Voice of B2B, Daniel Litwin, hosted Asher Rubinstein, Partner Gallet, Dreyer & Berkey LLP, whose primary practice is around asset protection, trusts & estates, as well as representing high net-worth individuals like art collectors, designers, wine importers & producers, and other professionals in wine & hospitality, on Marketscale TV to discuss the structure NFT market and how it compares to the traditional auctions that exist today.
“I think that both of them are realizing that competition is on the horizon,” he said of Sotheby’s and Christie’s. Rubinstein noted the competition comes in the form of smaller, newer auction spaces that are dealing in the digital art spaces.
Wealthy buyers worldwide, such as Russia and the Persian Gulf, often bid on prestigious art. A lot of those bids come in anonymously. The newer auction and NFT spaces allow anonymous bids from wealthy and non-wealthy buyers. If the collectors don’t want to be known publicly, the larger auction houses will also accommodate.
Profitability is difficult in this world. Deals are often made by prominent dealers, even if that means missing out on their cut. NFTs are unlikely to change this, as they will also have to incentivize these deals.
NFTs are going to challenge the traditional auction houses. One of the main ways they will do this is to allow buyers that aren’t millionaires to make bids on priceless art.

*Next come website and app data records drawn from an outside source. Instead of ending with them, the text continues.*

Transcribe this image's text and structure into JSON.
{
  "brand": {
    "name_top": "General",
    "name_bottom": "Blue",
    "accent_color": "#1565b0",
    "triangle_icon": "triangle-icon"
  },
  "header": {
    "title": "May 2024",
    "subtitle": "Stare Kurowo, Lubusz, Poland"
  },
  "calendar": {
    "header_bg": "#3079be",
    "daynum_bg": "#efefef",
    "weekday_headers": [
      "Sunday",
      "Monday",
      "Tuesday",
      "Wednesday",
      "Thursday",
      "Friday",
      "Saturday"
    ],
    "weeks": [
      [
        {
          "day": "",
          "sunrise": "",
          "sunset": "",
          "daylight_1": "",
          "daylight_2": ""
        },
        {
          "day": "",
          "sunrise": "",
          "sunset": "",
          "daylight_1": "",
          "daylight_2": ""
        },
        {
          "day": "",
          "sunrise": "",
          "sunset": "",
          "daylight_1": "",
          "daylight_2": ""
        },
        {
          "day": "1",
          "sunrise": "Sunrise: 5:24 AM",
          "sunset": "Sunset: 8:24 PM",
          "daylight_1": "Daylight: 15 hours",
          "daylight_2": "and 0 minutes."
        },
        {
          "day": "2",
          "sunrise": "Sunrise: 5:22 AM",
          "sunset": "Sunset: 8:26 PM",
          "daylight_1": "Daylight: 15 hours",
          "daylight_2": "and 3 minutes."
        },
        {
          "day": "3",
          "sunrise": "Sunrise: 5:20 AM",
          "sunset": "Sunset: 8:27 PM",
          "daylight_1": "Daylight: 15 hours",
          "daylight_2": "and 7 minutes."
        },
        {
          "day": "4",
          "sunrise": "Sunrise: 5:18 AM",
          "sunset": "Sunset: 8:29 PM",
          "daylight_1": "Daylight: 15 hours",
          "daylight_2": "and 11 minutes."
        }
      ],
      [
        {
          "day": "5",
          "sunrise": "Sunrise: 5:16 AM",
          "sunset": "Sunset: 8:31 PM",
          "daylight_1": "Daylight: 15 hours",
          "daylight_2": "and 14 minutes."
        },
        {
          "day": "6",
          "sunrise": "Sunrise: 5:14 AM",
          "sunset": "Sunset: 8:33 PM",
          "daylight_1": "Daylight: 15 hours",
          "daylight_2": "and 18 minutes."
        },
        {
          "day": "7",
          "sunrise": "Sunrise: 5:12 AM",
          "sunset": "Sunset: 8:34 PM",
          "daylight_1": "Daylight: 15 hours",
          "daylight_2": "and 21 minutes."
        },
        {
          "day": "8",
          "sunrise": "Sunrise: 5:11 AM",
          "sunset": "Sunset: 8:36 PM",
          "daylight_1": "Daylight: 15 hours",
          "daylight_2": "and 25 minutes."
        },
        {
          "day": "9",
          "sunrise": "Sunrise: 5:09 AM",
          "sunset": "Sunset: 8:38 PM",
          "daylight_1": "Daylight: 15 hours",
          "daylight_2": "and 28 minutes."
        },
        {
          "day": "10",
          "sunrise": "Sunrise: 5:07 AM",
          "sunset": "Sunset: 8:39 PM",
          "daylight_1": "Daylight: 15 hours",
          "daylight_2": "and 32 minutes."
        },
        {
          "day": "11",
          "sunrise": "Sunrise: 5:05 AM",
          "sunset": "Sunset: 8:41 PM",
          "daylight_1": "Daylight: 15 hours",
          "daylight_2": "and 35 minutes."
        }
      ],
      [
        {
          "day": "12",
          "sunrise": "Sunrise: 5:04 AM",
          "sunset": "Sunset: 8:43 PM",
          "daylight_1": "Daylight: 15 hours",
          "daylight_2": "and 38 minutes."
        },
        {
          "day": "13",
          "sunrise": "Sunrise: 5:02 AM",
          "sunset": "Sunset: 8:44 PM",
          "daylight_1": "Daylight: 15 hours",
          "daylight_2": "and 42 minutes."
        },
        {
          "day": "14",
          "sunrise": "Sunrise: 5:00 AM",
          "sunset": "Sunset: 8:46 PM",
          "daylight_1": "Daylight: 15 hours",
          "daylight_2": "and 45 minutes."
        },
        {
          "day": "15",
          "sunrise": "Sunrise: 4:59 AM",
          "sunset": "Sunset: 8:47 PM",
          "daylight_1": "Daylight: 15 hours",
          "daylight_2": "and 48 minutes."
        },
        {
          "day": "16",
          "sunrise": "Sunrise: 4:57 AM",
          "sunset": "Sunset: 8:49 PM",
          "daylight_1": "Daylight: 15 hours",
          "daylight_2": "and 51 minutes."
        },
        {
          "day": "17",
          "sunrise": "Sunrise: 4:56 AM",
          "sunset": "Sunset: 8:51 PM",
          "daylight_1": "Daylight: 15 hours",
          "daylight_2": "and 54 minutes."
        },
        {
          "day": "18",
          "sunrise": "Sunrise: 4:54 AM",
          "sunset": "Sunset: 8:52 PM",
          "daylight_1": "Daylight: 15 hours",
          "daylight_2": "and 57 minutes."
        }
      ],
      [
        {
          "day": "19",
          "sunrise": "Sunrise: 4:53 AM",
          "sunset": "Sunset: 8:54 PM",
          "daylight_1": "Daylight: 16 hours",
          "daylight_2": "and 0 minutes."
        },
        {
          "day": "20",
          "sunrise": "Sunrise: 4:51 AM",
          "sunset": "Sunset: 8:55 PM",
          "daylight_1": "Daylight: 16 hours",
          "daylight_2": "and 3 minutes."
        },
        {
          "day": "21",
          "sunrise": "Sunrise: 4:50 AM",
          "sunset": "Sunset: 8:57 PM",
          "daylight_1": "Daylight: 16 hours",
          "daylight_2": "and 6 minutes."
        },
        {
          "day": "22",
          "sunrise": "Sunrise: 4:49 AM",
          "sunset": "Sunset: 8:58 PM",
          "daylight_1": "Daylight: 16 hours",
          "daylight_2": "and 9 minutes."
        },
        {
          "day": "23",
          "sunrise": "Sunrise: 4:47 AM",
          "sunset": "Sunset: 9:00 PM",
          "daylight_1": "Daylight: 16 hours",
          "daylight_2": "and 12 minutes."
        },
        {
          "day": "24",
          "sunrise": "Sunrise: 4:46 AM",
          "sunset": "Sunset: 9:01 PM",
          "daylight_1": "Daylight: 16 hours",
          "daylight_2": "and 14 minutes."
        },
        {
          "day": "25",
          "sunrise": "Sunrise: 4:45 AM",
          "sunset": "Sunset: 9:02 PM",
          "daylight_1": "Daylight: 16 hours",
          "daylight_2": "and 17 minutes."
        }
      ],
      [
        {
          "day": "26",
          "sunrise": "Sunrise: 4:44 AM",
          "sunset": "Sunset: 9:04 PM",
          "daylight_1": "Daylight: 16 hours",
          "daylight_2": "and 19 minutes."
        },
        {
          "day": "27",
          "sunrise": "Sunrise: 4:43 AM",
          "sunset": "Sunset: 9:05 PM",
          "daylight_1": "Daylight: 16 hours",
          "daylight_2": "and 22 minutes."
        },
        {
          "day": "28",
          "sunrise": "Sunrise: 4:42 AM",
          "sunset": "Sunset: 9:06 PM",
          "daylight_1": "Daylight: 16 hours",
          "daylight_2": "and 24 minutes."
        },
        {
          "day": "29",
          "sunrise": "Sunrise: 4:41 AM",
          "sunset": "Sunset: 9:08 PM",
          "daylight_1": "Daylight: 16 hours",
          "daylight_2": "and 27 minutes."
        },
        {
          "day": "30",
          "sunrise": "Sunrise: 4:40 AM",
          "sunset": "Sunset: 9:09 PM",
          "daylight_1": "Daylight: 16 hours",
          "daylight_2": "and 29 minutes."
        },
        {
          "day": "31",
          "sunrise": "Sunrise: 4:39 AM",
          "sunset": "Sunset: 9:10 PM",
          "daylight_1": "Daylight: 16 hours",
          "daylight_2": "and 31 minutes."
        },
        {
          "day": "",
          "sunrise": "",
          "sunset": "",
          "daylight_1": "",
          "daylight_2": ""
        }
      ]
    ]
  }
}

“I think what we’re seeing here is the democratization of the art world,” Rubinstein said.